Facebook may finally be seeing the results of a year’s non-stop scandals and data problems, new usage figures for Ireland suggest.
The online giant has seen the departure of 300,000 people from its Irish user base in the last nine months, according to the company’s own advertising numbers.
At the start of the year 2.9 million people were active on the site compared to 2.6 million now, according to an analysis of the numbers by Cork-based Mulley Communications.
The fall is steepest among teenagers and young adults. In the 13-35 age category, there are 200,000 fewer people active on Facebook today than at the start of the year.

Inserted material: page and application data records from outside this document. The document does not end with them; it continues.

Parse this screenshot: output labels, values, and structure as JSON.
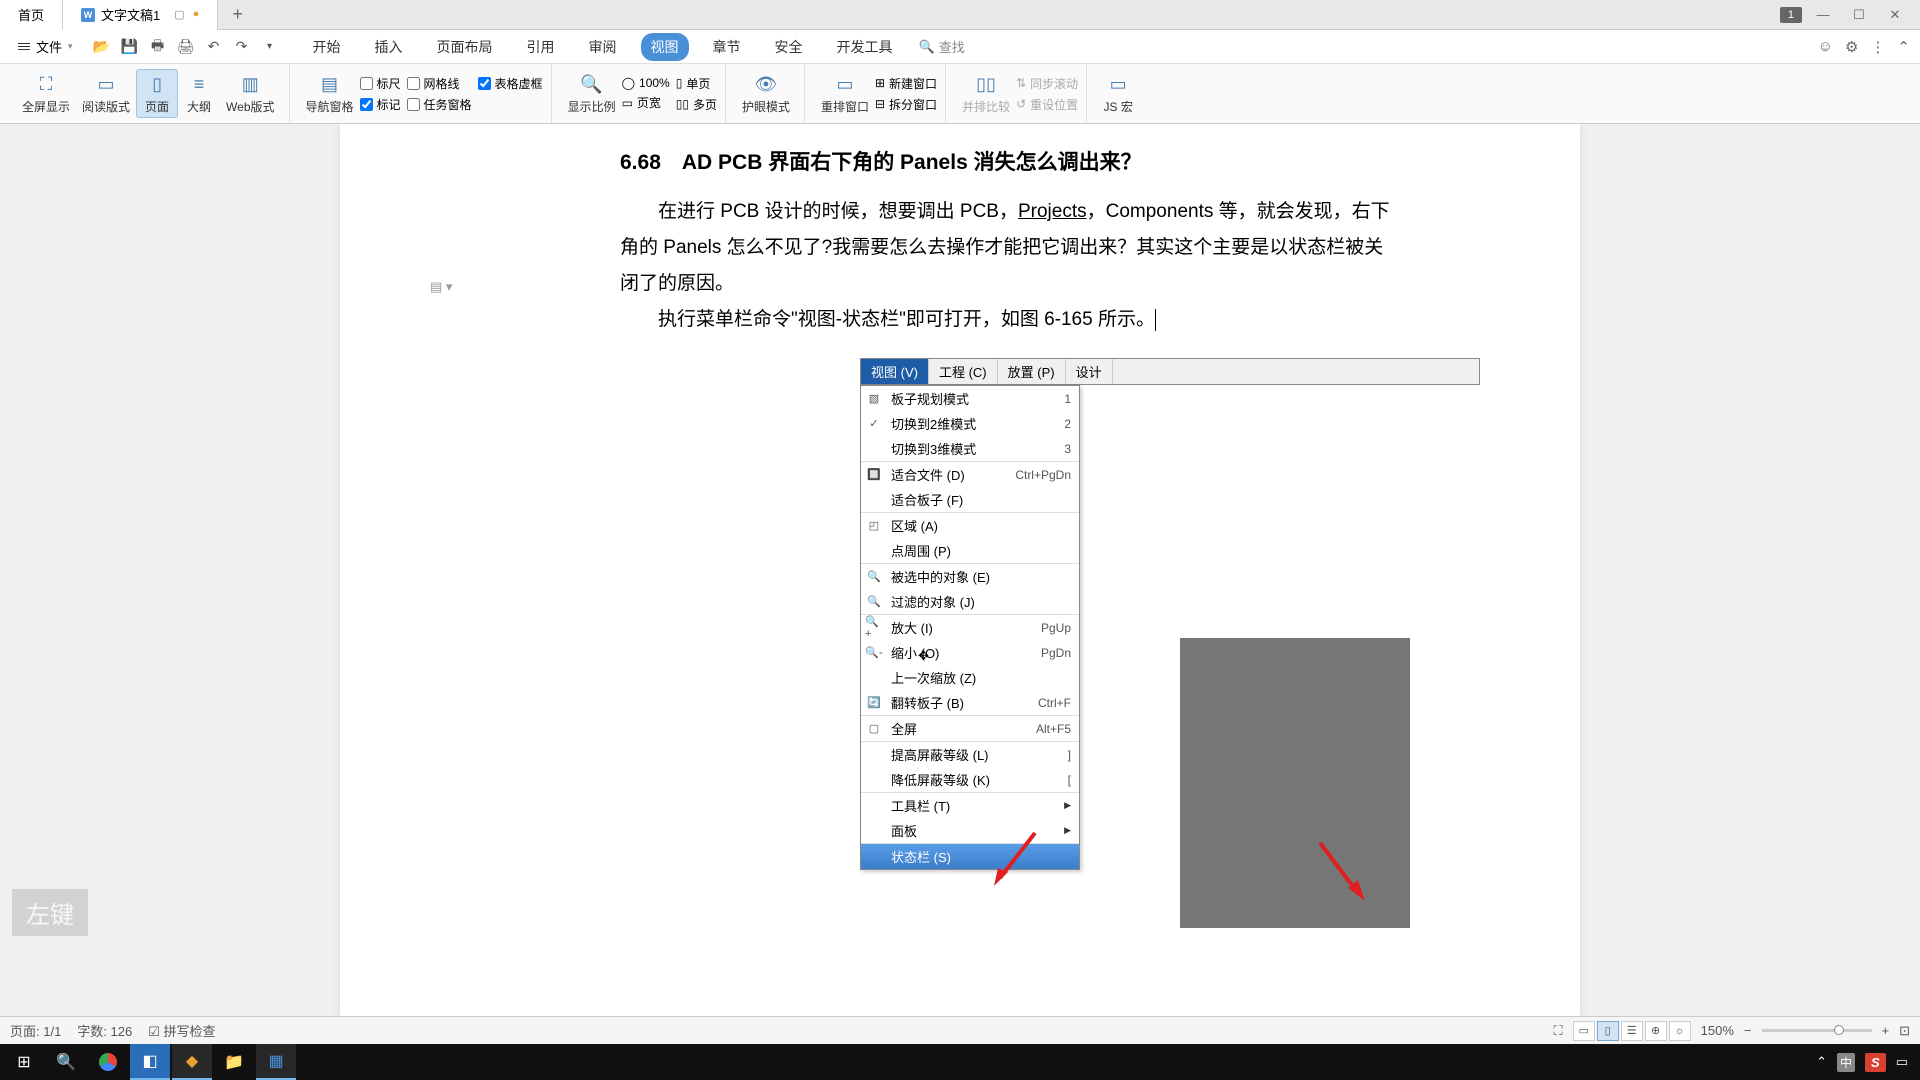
{
  "titlebar": {
    "home_tab": "首页",
    "doc_tab": "文字文稿1",
    "badge": "1"
  },
  "menubar": {
    "file": "文件",
    "tabs": [
      "开始",
      "插入",
      "页面布局",
      "引用",
      "审阅",
      "视图",
      "章节",
      "安全",
      "开发工具"
    ],
    "active_tab": "视图",
    "search": "查找"
  },
  "ribbon": {
    "full_screen": "全屏显示",
    "read_layout": "阅读版式",
    "page_view": "页面",
    "outline": "大纲",
    "web_view": "Web版式",
    "nav_pane": "导航窗格",
    "ruler": "标尺",
    "gridlines": "网格线",
    "markup": "标记",
    "table_dash": "表格虚框",
    "task_pane": "任务窗格",
    "zoom_ratio": "显示比例",
    "pct100": "100%",
    "page_width": "页宽",
    "single_page": "单页",
    "multi_page": "多页",
    "eye_mode": "护眼模式",
    "rearrange": "重排窗口",
    "new_window": "新建窗口",
    "split_window": "拆分窗口",
    "side_by_side": "并排比较",
    "sync_scroll": "同步滚动",
    "reset_pos": "重设位置",
    "js_macro": "JS 宏"
  },
  "document": {
    "heading": "6.68　AD PCB 界面右下角的 Panels 消失怎么调出来？",
    "p1_a": "在进行 PCB 设计的时候，想要调出 PCB，",
    "p1_projects": "Projects",
    "p1_b": "，Components 等，就会发现，右下角的 Panels 怎么不见了?我需要怎么去操作才能把它调出来？其实这个主要是以状态栏被关闭了的原因。",
    "p2": "执行菜单栏命令\"视图-状态栏\"即可打开，如图 6-165 所示。"
  },
  "embedded_menu": {
    "menubar": [
      {
        "label": "视图 (V)",
        "active": true
      },
      {
        "label": "工程 (C)"
      },
      {
        "label": "放置 (P)"
      },
      {
        "label": "设计"
      }
    ],
    "items": [
      {
        "icon": "board",
        "label": "板子规划模式",
        "key": "1"
      },
      {
        "icon": "check",
        "label": "切换到2维模式",
        "key": "2"
      },
      {
        "icon": "",
        "label": "切换到3维模式",
        "key": "3",
        "sep": false
      },
      {
        "icon": "fit",
        "label": "适合文件 (D)",
        "key": "Ctrl+PgDn",
        "sep": true
      },
      {
        "icon": "",
        "label": "适合板子 (F)",
        "key": ""
      },
      {
        "icon": "area",
        "label": "区域 (A)",
        "key": "",
        "sep": true
      },
      {
        "icon": "",
        "label": "点周围 (P)",
        "key": ""
      },
      {
        "icon": "sel",
        "label": "被选中的对象 (E)",
        "key": "",
        "sep": true
      },
      {
        "icon": "filt",
        "label": "过滤的对象 (J)",
        "key": ""
      },
      {
        "icon": "zi",
        "label": "放大 (I)",
        "key": "PgUp",
        "sep": true
      },
      {
        "icon": "zo",
        "label": "缩小 (O)",
        "key": "PgDn"
      },
      {
        "icon": "",
        "label": "上一次缩放 (Z)",
        "key": ""
      },
      {
        "icon": "flip",
        "label": "翻转板子 (B)",
        "key": "Ctrl+F"
      },
      {
        "icon": "fs",
        "label": "全屏",
        "key": "Alt+F5",
        "sep": true
      },
      {
        "icon": "",
        "label": "提高屏蔽等级 (L)",
        "key": "]",
        "sep": true
      },
      {
        "icon": "",
        "label": "降低屏蔽等级 (K)",
        "key": "["
      },
      {
        "icon": "",
        "label": "工具栏 (T)",
        "key": "",
        "arrow": true,
        "sep": true
      },
      {
        "icon": "",
        "label": "面板",
        "key": "",
        "arrow": true
      },
      {
        "icon": "",
        "label": "状态栏 (S)",
        "key": "",
        "highlight": true,
        "sep": true
      }
    ]
  },
  "watermark": "左键",
  "statusbar": {
    "page": "页面: 1/1",
    "words": "字数: 126",
    "spell": "拼写检查",
    "zoom": "150%"
  },
  "taskbar": {
    "ime_cn": "中",
    "ime_s": "S"
  }
}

And there has been a collapse in teenage users, falling by a third (150,000 to 100,000) in the last nine months.
However, there has been almost no fall-off in users over the age of 50, with 600,000 older people still relying on the site for online social activity. This represents a fall of just 10,000 on the beginning of the year.
It means there are now almost twice as many Facebook users over the age of 65 (170,000) as there are 18 or under (100,000).
The figures suggest older people are not as concerned about data misuses by Facebook as younger users, who are deserting Facebook for rival social media platforms.
“While less teens are joining Facebook and go direct to Snapchat and Instagram, there were great losses in most demographics,” said Damien Mulley of Mulley Communications. “This could be attributed to social media burnout and the fashion of decreasing screen time.
“Some attribution could be made for the deletion of fake accounts but the decreases are not consistent across the demographics.
“With nearly every Facebook news article being about privacy violations, Mark Zuckerberg testifying in front of congress and documentaries like ‘The Great Hack’, the public are saying they have deleted their accounts.”
The figures appear to tally with recent statistics on declining Facebook usage in Belgium and the UK.
The tech giant has faced a relentless 18 months of bad publicity over scandals ranging from data breaches to political manipulation through the Cambridge Analytica affair.
Last month, it was handed a $5bn fine by US regulators for data misuse.
It is waiting for the Irish Data Protection Commissioner to rule on a number of statutory enquiries into data privacy issues across the EU.
However, Facebook has buttressed itself against decline in usage of its main platform through the popularity of its subsidiaries, WhatsApp and Instagram, which are widely used by adults and teenagers.